Your baby communicates.
Babies send messages by moving, making sounds, looking at people and things around them, and making facial expressions. Watch carefully to see how your baby is communicating. Respond to them by interpreting their message and acting on it.
Encourage babbling. Have conversations with your baby.
As young as 2 to 3 months, babies begin to make cooing sounds. As babies get older, they start repeating sounds and syllables (bababa, dadadada, badabada, etc.). This is called babbling. Respond to your baby’s cooing and babbling by looking at them, smiling, and imitating their cooing and babbling.

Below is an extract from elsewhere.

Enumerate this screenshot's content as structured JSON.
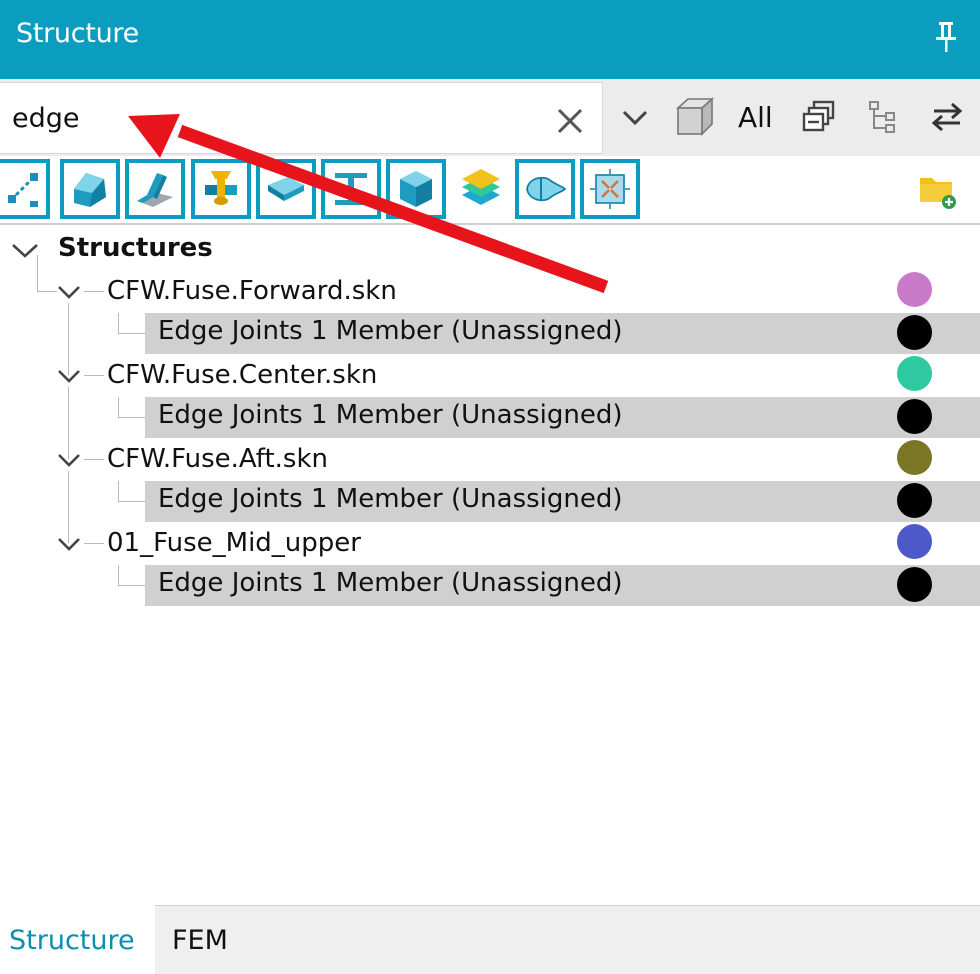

Babbling is an important building block in the development of early words.
Talk to your baby.
Talk about what you and baby are doing, and about what you both hear, see, like, don’t like, and so on. Adding comments to everyday routines helps your baby begin to understand words and ideas.
It is never too early to start reading to your baby.
Your baby likes to hear your voice. Read to them in a calm, soothing manner. Choose books that are colourful and safe for babies to touch, hold, and chew (cloth, plastic, or heavy cardboard). Let your baby hold the book and play with it. Choose books with big colourful pictures. Point to the pictures and name them.
Sing songs or tell nursery rhymes.
Your baby loves to hear you sing. Songs and nursery rhymes are great ways to interact and introduce language because many of the words and phrases are repeated. Choose songs and nursery rhymes with actions that you and your baby can do together such as: “Peek-a-Boo”, “So Big”, “Pat-a-Cake”, “Row, Row, Row your Boat”, or “All Around The Garden”.
Talk to a speech-language pathologist if you have any concerns.
Birth to 5 years of age is an important time for the development of speech, language, and hearing. Strong speech, language, and hearing skills are important for later learning and school success. Acting on concerns early is important.
Where to go get help
For more information about how speech-language pathologists and audiologists can help, contact:
- Your doctor, public health nurse, or other health provider
- Your local health centre
- Visit the
Talk Box - A parent guide to creating language rich environments